**PROBLEM DESCRIPTION:**
Below are records. Copy every line with "label" in it.

**INPUT:**
......

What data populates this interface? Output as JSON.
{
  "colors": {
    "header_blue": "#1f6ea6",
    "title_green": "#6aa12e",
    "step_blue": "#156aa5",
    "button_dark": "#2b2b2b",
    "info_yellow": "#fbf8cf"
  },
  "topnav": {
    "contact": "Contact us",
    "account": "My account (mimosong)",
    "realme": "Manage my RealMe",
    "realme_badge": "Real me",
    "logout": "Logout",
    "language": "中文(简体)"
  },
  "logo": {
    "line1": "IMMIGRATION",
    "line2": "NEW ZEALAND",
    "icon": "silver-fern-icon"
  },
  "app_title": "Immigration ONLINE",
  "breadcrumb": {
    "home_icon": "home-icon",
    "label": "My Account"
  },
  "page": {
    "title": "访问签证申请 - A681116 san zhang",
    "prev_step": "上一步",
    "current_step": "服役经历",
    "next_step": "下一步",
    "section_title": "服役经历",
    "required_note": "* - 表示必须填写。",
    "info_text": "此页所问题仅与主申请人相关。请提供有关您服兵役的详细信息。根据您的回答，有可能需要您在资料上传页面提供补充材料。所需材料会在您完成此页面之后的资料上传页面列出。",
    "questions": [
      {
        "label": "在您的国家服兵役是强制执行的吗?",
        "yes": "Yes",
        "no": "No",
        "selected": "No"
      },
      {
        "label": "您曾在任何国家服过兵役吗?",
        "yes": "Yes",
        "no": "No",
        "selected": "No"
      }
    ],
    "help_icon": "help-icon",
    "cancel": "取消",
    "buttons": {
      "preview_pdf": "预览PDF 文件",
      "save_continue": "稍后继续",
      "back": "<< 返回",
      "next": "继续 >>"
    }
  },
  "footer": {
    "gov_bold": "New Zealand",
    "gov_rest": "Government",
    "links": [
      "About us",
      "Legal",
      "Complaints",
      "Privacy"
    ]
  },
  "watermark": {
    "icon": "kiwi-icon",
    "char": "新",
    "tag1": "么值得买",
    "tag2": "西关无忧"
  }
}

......

**WRITTEN RESPONSE:**
    "label": "My Account"
        "label": "在您的国家服兵役是强制执行的吗?",
        "label": "您曾在任何国家服过兵役吗?",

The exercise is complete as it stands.